__AIM OF THE TASK__
When the string "heading" appears in a line of the records, show the whole line.

Excerpts from an interface dataset:
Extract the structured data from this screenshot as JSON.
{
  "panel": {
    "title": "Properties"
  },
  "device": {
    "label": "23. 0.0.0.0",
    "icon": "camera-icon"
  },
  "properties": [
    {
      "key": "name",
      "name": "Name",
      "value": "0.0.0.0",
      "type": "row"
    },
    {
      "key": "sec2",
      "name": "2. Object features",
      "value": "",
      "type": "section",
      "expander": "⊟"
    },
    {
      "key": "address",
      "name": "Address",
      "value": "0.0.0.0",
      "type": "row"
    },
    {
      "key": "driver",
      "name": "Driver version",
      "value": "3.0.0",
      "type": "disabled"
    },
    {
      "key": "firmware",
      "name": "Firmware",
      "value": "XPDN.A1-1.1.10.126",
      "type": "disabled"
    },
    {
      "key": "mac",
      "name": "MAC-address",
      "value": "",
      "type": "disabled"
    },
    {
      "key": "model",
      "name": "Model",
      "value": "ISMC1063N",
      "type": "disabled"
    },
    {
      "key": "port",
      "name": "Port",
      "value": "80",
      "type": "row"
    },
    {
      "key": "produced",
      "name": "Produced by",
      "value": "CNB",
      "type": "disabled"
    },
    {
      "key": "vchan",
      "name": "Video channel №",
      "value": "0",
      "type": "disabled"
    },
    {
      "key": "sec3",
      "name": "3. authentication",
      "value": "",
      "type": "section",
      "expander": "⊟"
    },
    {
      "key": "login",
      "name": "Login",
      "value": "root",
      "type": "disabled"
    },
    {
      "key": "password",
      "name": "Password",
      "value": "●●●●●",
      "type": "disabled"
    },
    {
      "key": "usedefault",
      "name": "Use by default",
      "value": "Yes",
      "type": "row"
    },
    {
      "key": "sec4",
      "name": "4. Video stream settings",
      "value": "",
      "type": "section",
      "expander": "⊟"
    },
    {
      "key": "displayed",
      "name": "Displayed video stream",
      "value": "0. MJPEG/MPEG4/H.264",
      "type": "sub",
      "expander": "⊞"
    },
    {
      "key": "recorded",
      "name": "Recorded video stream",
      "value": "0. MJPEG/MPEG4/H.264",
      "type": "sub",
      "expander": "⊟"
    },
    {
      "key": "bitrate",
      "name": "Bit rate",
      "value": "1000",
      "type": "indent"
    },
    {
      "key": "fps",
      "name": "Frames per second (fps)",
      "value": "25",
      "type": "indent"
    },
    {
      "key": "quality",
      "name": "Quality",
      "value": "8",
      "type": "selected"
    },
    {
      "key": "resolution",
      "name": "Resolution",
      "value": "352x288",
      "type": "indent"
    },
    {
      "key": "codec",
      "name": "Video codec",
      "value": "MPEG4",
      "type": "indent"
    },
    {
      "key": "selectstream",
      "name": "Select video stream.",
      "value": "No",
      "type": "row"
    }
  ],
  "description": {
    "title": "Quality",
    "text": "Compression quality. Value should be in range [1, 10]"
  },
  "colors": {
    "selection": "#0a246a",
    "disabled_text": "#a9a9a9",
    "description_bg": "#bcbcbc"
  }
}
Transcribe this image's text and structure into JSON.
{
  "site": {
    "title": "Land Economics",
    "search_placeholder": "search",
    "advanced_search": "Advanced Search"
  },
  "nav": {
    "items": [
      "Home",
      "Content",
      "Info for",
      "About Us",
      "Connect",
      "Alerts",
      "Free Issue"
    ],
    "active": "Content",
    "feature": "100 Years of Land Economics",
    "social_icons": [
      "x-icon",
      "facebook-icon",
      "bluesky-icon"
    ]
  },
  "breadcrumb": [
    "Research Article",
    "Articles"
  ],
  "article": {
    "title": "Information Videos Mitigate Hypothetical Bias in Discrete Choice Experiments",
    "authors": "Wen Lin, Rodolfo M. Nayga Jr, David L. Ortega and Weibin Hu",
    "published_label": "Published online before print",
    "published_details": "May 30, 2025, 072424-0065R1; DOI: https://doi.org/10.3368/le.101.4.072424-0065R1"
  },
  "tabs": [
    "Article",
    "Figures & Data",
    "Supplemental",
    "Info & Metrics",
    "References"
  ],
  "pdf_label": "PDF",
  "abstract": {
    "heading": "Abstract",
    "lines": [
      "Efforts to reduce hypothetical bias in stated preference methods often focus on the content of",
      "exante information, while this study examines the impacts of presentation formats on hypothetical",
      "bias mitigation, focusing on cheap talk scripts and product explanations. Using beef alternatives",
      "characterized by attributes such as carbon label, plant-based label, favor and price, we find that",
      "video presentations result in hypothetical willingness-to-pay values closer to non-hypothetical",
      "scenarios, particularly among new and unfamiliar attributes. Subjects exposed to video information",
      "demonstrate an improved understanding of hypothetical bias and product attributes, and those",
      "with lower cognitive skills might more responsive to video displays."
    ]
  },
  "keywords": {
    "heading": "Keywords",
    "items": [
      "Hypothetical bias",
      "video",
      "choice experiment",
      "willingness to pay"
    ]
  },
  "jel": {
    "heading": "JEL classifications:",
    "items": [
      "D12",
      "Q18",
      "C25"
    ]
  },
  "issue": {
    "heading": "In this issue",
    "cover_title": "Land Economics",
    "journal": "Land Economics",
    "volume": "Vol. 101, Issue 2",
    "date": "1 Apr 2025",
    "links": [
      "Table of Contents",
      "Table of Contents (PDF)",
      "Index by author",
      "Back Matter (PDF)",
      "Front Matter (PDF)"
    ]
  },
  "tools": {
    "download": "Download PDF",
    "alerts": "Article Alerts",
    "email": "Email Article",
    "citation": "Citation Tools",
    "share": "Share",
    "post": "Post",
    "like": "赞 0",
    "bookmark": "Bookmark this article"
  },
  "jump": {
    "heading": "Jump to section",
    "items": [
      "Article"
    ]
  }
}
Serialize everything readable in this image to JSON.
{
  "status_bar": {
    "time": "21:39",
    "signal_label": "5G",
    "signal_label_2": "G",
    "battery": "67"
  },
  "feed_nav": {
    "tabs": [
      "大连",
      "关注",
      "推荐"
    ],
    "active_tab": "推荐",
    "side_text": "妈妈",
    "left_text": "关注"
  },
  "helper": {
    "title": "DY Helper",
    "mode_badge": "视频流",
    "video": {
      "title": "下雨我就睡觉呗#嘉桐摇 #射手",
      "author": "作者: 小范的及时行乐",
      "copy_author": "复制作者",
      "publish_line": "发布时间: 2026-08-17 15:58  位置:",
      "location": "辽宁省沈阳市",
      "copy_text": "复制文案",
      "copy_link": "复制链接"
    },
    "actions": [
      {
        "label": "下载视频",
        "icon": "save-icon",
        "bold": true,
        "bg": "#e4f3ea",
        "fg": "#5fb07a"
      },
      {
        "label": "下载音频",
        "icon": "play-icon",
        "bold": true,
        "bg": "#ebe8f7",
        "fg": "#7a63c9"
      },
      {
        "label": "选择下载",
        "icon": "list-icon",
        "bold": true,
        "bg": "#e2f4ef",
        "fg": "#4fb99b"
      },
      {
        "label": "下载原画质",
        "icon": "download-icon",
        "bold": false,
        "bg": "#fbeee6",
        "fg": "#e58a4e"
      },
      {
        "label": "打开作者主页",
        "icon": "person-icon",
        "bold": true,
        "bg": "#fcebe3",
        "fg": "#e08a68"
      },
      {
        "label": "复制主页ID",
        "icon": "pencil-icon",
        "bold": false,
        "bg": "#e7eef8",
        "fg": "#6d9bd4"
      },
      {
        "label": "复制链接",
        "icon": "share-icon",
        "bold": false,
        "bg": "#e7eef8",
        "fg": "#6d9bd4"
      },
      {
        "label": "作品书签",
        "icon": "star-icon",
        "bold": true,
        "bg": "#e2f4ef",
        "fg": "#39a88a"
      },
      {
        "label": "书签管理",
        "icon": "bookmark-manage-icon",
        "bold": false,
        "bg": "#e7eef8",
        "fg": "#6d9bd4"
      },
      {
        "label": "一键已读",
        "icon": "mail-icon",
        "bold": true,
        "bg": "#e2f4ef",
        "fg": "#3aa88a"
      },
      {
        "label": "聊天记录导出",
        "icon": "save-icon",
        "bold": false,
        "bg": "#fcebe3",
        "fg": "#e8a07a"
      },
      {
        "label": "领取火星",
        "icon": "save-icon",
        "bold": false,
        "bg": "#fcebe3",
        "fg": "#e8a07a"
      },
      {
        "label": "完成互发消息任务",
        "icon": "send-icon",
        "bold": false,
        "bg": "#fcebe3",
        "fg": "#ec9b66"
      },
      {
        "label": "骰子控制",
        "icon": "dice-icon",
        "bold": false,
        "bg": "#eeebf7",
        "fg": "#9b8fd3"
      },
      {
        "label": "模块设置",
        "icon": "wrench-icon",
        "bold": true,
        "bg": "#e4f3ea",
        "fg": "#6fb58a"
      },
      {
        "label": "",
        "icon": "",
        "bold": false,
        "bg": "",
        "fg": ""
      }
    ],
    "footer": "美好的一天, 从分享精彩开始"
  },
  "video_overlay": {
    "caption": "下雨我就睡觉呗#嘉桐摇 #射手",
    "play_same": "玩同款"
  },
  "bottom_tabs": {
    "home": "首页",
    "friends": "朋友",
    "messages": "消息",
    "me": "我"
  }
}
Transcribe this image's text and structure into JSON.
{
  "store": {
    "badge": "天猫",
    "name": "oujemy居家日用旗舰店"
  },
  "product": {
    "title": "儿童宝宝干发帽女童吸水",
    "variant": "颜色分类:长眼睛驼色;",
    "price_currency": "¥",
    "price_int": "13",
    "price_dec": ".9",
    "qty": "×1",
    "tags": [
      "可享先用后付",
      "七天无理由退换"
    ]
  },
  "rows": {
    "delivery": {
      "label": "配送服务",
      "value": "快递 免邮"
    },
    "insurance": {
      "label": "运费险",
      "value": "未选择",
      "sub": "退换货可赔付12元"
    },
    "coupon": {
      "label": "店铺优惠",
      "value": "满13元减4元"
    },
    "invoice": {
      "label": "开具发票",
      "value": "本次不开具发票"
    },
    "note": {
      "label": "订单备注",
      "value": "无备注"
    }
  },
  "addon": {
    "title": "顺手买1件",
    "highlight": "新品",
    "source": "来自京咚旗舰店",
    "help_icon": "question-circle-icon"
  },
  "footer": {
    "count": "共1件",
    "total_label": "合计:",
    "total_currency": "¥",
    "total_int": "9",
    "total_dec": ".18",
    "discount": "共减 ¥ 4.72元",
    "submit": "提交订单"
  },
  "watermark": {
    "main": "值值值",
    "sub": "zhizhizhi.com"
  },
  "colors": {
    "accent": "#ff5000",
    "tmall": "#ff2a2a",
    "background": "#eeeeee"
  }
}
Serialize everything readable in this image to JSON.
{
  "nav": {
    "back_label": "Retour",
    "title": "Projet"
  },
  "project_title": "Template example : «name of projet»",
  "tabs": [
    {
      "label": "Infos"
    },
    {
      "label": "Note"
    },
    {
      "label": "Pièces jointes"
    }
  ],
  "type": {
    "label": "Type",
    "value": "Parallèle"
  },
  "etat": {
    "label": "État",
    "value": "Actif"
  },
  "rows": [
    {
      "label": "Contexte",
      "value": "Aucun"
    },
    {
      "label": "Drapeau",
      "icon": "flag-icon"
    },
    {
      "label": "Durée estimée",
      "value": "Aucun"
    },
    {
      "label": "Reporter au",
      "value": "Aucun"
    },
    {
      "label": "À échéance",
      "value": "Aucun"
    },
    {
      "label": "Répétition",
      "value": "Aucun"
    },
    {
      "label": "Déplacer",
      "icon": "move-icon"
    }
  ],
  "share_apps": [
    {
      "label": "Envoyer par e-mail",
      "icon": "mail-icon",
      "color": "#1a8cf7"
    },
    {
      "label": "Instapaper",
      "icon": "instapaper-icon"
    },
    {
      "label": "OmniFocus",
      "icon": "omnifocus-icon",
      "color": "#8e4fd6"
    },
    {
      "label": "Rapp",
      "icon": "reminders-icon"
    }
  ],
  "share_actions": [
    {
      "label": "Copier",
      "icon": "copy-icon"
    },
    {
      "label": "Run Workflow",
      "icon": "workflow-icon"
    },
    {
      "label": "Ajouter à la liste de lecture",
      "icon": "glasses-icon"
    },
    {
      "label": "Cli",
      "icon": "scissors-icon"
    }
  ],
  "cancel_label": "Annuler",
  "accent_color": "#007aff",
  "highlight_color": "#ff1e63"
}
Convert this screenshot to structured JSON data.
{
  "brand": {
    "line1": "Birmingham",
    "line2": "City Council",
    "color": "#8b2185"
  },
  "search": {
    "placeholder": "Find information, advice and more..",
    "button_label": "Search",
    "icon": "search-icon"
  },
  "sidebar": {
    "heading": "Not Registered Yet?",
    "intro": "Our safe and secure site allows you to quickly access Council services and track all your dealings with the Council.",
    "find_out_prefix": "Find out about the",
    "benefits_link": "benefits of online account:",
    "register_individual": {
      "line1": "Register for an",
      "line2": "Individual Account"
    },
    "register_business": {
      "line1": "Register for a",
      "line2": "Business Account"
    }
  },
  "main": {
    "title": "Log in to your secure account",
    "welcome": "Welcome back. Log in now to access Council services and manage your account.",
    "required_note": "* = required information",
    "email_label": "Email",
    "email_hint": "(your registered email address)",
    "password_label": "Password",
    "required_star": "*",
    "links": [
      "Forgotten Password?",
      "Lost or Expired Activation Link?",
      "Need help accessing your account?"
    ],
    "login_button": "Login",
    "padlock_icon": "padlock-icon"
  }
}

__ANSWER TO THE PROBLEM__
    "heading": "Abstract",
    "heading": "Keywords",
    "heading": "JEL classifications:",
    "heading": "In this issue",
    "heading": "Jump to section",
    "heading": "Not Registered Yet?",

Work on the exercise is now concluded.